If there is one thing being in isolation has done, it is to highlight the value of our communities.

We all live and move in different communities, and for many of us, sport is a community we value highly.

It provides a place of friendship, teamwork and life learnings. A way to exercise, better ourselves and help others better themselves. A safe environment for us to seek and find a common purpose, a challenge wrapped in the differing emotions of victory and defeat.

In all areas of our lives we are currently being challenged and we are all keen to find comfort in renewed routine and normality.

Cricket is no different. Like all sporting communities, our cricket communities are desperate to get back on the grounds with family and friends, share stories and create new ones. It feels like we haven’t done that in ages. And for many in cricket, we haven’t.

Last season many of our cricket families faced the heart break of the bushfires. Many people faced more important challenges in their lives than how to win a game of cricket. The season stopped, and then restarted.

The bushfires then created poor air quality across NSW and ACT like we’ve never seen before. The season stopped, and then restarted.

Throw in record heat waves, and unbelievably, flooding across the state, and our cricketers couldn’t believe it. Once again, the season stopped, and then restarted.

Then we all experienced the emergence of the coronavirus pandemic.

The season stopped.

Most cricket competitions didn’t even get to play finals to determine the victors of one of the most disruptive cricket seasons experienced. In some ways, it was sadly poetic. But it hurt.

Despite the disruption and heartbreak of last season, cricket understands we live in a community. We don’t want others to miss out on playing their sport of choice and that’s why we have been talking and collaborating with our colleagues at a national, state and local level.

We want to find a way for everyone to be able to rejoin and enjoy being part of their community in the most harmonious way they can.

We have all made adjustments to fight the virus. We will continue to make adjustments to return to what we enjoy, but we also understand that we may not get everything we want. Cricket understands we need to make adjustments to allow other sports to try and get on the grounds and play.

We understand that the traditional start of a cricket season may be pushed back, and we also understand that the further it gets pushed back, the longer it will be for our cricket communities to be able to reunite and heal together. And many haven’t yet been able to heal from the disruptions and hardship they experienced last season. Cricket has already been affected by coronavirus more than many may know.

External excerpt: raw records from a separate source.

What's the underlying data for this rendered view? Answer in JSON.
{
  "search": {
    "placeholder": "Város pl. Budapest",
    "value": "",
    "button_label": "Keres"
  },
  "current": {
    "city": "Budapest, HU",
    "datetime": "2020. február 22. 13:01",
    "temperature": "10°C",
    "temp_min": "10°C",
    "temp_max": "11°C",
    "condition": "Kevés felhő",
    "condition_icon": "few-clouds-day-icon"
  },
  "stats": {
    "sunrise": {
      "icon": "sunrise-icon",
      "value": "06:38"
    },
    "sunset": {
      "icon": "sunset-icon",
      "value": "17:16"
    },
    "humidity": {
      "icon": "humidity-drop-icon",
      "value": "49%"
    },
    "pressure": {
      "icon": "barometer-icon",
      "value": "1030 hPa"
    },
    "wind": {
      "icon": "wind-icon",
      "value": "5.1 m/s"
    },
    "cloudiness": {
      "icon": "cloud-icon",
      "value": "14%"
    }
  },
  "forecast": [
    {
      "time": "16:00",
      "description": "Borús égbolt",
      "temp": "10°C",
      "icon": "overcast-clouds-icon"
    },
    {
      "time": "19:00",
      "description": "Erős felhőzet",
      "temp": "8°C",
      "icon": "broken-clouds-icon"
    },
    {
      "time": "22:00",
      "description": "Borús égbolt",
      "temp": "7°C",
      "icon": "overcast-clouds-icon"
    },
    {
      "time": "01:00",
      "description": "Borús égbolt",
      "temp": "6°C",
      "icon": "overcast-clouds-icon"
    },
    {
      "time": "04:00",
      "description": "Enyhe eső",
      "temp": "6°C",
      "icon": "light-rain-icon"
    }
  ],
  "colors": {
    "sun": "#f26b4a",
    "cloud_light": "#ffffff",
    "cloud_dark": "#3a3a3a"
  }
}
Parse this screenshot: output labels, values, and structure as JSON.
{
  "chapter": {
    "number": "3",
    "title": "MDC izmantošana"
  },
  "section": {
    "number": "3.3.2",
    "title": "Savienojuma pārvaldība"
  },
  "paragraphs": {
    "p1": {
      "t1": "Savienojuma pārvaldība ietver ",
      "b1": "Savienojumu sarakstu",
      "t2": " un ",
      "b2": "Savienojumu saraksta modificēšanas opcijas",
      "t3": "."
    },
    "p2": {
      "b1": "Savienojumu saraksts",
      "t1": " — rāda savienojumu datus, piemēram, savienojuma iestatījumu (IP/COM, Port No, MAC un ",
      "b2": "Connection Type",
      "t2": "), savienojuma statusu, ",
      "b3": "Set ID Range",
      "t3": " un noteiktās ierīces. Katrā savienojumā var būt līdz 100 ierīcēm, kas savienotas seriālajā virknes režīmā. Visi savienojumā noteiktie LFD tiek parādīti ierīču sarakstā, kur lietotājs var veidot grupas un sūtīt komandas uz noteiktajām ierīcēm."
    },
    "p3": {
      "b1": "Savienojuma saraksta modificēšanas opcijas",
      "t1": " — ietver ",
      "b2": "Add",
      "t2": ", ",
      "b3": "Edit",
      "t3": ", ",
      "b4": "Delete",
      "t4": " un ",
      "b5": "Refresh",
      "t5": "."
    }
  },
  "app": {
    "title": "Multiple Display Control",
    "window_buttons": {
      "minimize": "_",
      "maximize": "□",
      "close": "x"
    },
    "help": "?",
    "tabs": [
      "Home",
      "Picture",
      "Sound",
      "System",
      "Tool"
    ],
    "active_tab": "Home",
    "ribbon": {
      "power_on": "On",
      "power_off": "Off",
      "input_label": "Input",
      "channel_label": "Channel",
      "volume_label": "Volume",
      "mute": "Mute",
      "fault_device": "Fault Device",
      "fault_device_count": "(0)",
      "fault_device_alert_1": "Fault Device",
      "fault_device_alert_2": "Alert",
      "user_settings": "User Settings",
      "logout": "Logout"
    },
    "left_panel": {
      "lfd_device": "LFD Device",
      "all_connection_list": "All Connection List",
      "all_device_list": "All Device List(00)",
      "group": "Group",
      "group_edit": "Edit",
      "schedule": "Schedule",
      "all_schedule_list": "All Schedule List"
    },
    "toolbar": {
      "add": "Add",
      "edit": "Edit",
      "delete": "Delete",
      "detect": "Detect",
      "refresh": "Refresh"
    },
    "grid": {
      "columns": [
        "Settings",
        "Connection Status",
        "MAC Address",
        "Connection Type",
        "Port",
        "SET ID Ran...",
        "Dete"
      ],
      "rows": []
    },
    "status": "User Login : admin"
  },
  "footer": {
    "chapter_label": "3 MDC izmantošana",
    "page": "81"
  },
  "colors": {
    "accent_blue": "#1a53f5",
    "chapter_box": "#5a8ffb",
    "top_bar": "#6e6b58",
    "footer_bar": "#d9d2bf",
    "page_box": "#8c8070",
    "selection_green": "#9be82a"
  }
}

A crucial partner of community sport is local council. They are at the heart of our local community. They too are experiencing challenges and are feeling the burden of trying to ensure equality of access to facilities for all. But they are like us. They want what we want, a healthy and active community.

Councils also are currently awaiting guidance from government and health officials. They also wait for the sporting communities to try and find consensus in a sea of moving assumptions and hope. I thank them for their patience, their guidance and their compassion as they work through ways to get winter codes up and running and continue their planning for important grounds maintenance before a return to summer sport.

No one knows when we will return to the parks and grounds across NSW and ACT, but let’s hope it’s soon. Whenever it may be, compromise has to be at the heart of trying to satisfy the needs of every sports community.  This will provide the basis for the recovery of all sports